TASK BRIEF: Set down all of the data again, character for character.

=-=-=

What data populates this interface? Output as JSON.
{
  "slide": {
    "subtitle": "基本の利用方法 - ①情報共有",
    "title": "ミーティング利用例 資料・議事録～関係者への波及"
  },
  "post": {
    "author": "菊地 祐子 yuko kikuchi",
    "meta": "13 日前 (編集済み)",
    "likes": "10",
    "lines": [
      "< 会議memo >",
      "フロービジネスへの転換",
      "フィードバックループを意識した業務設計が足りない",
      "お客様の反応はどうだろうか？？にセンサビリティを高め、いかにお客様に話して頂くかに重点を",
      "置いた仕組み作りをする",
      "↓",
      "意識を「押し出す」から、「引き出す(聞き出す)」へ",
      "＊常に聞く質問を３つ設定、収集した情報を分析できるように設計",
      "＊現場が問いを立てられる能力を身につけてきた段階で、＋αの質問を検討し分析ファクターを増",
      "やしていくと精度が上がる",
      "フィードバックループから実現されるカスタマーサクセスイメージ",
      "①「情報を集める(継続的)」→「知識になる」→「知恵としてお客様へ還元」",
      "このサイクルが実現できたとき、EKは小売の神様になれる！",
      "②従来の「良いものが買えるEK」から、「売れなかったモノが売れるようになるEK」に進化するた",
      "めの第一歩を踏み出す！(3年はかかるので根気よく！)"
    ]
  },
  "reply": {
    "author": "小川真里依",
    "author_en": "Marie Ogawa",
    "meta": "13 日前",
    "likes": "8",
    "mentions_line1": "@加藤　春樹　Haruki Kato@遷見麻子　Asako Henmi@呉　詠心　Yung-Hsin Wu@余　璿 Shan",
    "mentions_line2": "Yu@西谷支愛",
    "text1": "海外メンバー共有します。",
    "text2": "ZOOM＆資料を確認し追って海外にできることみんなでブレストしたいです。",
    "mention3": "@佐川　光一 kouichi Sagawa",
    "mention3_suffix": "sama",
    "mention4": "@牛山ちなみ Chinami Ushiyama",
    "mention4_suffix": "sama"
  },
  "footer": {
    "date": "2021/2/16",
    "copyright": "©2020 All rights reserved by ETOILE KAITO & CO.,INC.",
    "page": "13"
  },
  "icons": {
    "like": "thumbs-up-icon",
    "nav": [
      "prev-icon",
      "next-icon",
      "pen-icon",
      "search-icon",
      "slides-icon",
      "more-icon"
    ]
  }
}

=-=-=

RESPONSE TO THIS TASK:
What data populates this interface? Output as JSON.
{
  "slide": {
    "subtitle": "基本の利用方法 - ①情報共有",
    "title": "ミーティング利用例 資料・議事録～関係者への波及"
  },
  "post": {
    "author": "菊地 祐子 yuko kikuchi",
    "meta": "13 日前 (編集済み)",
    "likes": "10",
    "lines": [
      "< 会議memo >",
      "フロービジネスへの転換",
      "フィードバックループを意識した業務設計が足りない",
      "お客様の反応はどうだろうか？？にセンサビリティを高め、いかにお客様に話して頂くかに重点を",
      "置いた仕組み作りをする",
      "↓",
      "意識を「押し出す」から、「引き出す(聞き出す)」へ",
      "＊常に聞く質問を３つ設定、収集した情報を分析できるように設計",
      "＊現場が問いを立てられる能力を身につけてきた段階で、＋αの質問を検討し分析ファクターを増",
      "やしていくと精度が上がる",
      "フィードバックループから実現されるカスタマーサクセスイメージ",
      "①「情報を集める(継続的)」→「知識になる」→「知恵としてお客様へ還元」",
      "このサイクルが実現できたとき、EKは小売の神様になれる！",
      "②従来の「良いものが買えるEK」から、「売れなかったモノが売れるようになるEK」に進化するた",
      "めの第一歩を踏み出す！(3年はかかるので根気よく！)"
    ]
  },
  "reply": {
    "author": "小川真里依",
    "author_en": "Marie Ogawa",
    "meta": "13 日前",
    "likes": "8",
    "mentions_line1": "@加藤　春樹　Haruki Kato@遷見麻子　Asako Henmi@呉　詠心　Yung-Hsin Wu@余　璿 Shan",
    "mentions_line2": "Yu@西谷支愛",
    "text1": "海外メンバー共有します。",
    "text2": "ZOOM＆資料を確認し追って海外にできることみんなでブレストしたいです。",
    "mention3": "@佐川　光一 kouichi Sagawa",
    "mention3_suffix": "sama",
    "mention4": "@牛山ちなみ Chinami Ushiyama",
    "mention4_suffix": "sama"
  },
  "footer": {
    "date": "2021/2/16",
    "copyright": "©2020 All rights reserved by ETOILE KAITO & CO.,INC.",
    "page": "13"
  },
  "icons": {
    "like": "thumbs-up-icon",
    "nav": [
      "prev-icon",
      "next-icon",
      "pen-icon",
      "search-icon",
      "slides-icon",
      "more-icon"
    ]
  }
}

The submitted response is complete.